Work request:
Please copy each line of the listing below in which the word "InfoShare" appears.

Records to process:
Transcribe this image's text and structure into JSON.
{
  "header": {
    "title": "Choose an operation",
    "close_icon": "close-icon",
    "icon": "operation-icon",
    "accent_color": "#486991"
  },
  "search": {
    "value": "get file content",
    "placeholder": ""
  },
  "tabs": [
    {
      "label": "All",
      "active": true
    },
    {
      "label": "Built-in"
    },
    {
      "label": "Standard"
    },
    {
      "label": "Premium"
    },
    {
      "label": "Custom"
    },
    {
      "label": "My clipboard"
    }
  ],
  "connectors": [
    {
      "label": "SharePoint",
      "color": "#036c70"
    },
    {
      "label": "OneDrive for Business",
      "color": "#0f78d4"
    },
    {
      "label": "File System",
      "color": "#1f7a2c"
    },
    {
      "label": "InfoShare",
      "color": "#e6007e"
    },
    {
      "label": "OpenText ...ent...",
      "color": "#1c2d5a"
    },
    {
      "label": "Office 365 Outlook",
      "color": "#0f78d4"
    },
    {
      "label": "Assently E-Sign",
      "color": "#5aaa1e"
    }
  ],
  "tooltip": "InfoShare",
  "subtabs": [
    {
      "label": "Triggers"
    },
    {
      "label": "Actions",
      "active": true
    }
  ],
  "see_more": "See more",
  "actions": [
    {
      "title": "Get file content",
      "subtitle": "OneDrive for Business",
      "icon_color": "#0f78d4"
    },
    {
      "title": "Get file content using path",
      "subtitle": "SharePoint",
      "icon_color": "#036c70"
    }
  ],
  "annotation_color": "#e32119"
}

Completed exercise:
      "label": "InfoShare",
  "tooltip": "InfoShare",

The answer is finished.